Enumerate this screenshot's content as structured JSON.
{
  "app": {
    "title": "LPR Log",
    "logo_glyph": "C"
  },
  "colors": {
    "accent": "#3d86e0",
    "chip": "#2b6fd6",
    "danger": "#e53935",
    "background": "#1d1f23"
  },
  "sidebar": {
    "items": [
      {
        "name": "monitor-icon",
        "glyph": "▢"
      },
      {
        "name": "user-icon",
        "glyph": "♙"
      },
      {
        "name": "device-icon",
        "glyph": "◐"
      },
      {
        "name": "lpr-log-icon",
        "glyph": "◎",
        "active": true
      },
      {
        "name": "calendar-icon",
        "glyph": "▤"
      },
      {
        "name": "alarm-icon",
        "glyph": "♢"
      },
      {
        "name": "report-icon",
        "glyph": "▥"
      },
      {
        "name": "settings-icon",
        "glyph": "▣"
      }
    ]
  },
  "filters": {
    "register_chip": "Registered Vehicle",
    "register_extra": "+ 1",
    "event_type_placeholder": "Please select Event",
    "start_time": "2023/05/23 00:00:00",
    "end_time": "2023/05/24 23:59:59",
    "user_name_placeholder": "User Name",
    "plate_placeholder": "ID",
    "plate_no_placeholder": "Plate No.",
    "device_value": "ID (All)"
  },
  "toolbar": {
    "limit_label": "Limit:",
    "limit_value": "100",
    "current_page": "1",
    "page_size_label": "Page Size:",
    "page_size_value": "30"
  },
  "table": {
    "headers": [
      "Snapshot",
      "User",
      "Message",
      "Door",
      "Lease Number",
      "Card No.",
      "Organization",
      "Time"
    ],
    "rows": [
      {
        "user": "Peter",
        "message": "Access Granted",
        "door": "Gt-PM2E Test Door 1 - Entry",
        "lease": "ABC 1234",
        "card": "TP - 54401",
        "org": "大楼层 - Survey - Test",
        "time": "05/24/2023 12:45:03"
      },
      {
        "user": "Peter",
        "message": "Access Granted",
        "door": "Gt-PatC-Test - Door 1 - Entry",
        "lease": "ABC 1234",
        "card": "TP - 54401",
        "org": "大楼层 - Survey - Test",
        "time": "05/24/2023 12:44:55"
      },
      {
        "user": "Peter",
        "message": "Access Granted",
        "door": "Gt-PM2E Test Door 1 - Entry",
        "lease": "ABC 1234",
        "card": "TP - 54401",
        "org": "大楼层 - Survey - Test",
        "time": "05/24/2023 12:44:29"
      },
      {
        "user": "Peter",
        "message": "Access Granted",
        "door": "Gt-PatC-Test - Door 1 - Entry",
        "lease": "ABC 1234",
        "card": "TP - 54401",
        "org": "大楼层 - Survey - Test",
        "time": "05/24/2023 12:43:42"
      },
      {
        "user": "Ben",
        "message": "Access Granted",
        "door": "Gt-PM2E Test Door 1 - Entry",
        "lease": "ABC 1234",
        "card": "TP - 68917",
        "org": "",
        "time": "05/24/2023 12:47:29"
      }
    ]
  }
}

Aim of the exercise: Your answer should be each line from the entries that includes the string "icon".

Solution:
        "name": "monitor-icon",
        "name": "user-icon",
        "name": "device-icon",
        "name": "lpr-log-icon",
        "name": "calendar-icon",
        "name": "alarm-icon",
        "name": "report-icon",
        "name": "settings-icon",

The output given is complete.